==== THE RECORDS
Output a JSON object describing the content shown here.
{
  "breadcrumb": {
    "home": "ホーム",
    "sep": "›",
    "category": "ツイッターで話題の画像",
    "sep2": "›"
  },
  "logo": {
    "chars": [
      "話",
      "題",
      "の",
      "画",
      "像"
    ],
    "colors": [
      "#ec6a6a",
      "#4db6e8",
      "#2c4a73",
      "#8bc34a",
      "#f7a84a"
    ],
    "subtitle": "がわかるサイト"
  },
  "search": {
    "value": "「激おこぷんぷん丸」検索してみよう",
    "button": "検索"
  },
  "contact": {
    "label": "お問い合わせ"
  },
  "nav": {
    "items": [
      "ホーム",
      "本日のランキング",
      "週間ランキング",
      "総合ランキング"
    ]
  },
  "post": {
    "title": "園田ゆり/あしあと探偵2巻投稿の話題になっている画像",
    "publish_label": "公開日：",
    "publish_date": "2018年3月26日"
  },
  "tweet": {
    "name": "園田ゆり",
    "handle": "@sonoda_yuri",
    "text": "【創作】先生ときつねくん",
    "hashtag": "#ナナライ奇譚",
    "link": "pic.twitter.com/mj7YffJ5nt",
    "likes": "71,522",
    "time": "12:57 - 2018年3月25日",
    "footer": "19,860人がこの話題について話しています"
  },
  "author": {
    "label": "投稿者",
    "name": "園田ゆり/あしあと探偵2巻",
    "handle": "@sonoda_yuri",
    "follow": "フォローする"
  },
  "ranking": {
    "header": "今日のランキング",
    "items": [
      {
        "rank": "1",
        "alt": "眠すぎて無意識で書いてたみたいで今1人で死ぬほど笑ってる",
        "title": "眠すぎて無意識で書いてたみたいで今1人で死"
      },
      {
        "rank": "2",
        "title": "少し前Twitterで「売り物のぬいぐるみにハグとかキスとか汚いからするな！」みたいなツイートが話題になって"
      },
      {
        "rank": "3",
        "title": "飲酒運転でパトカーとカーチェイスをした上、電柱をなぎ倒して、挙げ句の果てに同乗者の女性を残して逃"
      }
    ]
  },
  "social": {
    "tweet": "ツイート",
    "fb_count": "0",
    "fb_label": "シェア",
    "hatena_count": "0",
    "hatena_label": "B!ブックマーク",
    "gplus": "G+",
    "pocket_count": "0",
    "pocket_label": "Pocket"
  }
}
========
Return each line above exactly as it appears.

*ANSWER BELOW:*
Output a JSON object describing the content shown here.
{
  "breadcrumb": {
    "home": "ホーム",
    "sep": "›",
    "category": "ツイッターで話題の画像",
    "sep2": "›"
  },
  "logo": {
    "chars": [
      "話",
      "題",
      "の",
      "画",
      "像"
    ],
    "colors": [
      "#ec6a6a",
      "#4db6e8",
      "#2c4a73",
      "#8bc34a",
      "#f7a84a"
    ],
    "subtitle": "がわかるサイト"
  },
  "search": {
    "value": "「激おこぷんぷん丸」検索してみよう",
    "button": "検索"
  },
  "contact": {
    "label": "お問い合わせ"
  },
  "nav": {
    "items": [
      "ホーム",
      "本日のランキング",
      "週間ランキング",
      "総合ランキング"
    ]
  },
  "post": {
    "title": "園田ゆり/あしあと探偵2巻投稿の話題になっている画像",
    "publish_label": "公開日：",
    "publish_date": "2018年3月26日"
  },
  "tweet": {
    "name": "園田ゆり",
    "handle": "@sonoda_yuri",
    "text": "【創作】先生ときつねくん",
    "hashtag": "#ナナライ奇譚",
    "link": "pic.twitter.com/mj7YffJ5nt",
    "likes": "71,522",
    "time": "12:57 - 2018年3月25日",
    "footer": "19,860人がこの話題について話しています"
  },
  "author": {
    "label": "投稿者",
    "name": "園田ゆり/あしあと探偵2巻",
    "handle": "@sonoda_yuri",
    "follow": "フォローする"
  },
  "ranking": {
    "header": "今日のランキング",
    "items": [
      {
        "rank": "1",
        "alt": "眠すぎて無意識で書いてたみたいで今1人で死ぬほど笑ってる",
        "title": "眠すぎて無意識で書いてたみたいで今1人で死"
      },
      {
        "rank": "2",
        "title": "少し前Twitterで「売り物のぬいぐるみにハグとかキスとか汚いからするな！」みたいなツイートが話題になって"
      },
      {
        "rank": "3",
        "title": "飲酒運転でパトカーとカーチェイスをした上、電柱をなぎ倒して、挙げ句の果てに同乗者の女性を残して逃"
      }
    ]
  },
  "social": {
    "tweet": "ツイート",
    "fb_count": "0",
    "fb_label": "シェア",
    "hatena_count": "0",
    "hatena_label": "B!ブックマーク",
    "gplus": "G+",
    "pocket_count": "0",
    "pocket_label": "Pocket"
  }
}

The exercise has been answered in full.